Do you have a better explanation?

John Ruberry regularly blogs at Marathon Pundit.

That’s what we all do when we sin in any way.
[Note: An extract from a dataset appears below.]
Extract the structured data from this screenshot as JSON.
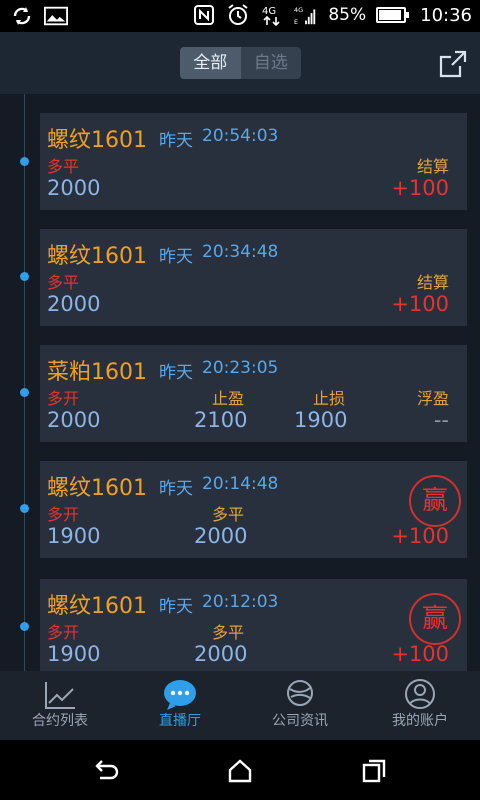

We go to confession with a firm purpose of amendment and start over with God’s help.

Fr. Z

An important point to make concerning Weinstein / Murphy et/al

Harvey Weinstein and his enablers who knew what was going on have at the very least been a cads and at worst has violated the law.  Furthermore his very pubic backing actions as a champion of liberal women’s causes ring hollow given his actions.  The various fallouts from these actions, financial, legal and social that will him and those who enabled him all are on them and are not unjust.

Congressman Tim Murphy of Pennsylvania finds himself in a similar situation in terms of reputation.  One the one hand portraying himself and running as a champion of the pro life cause while pushing abortion on his mistress when she turned up pregnant.  Murphy is of course not facing any criminal jeopardy as these actions are not unlawful but he has been forced to resign as his voter base is rightly disgusted at this immoral behavior.

However that is only half of the equation.

In eternal terms Mr. Weinstein’s and his enablers sins and former Congressman Murphy’s are in the same boat.  They have sinned but Jesus Christ has paid the price for them said sins thus they are subject to the ,  same binding and loosing power of the Church that Christ granted his disciples.

If Mr. Weinstein and/or Congressman Murphy has actual constriction for their sins and possess a sincere purpose of amending their ways, they can repair the break between them and God and through the ministry of the church be absolved of those sins, meaning that while they might be subject to criminal, civil or social penalties here on earth the’d be on the right track eternally.

That’s the great thing about the church regardless of the nature of man, we can always get another chance, if we’re willing to ask.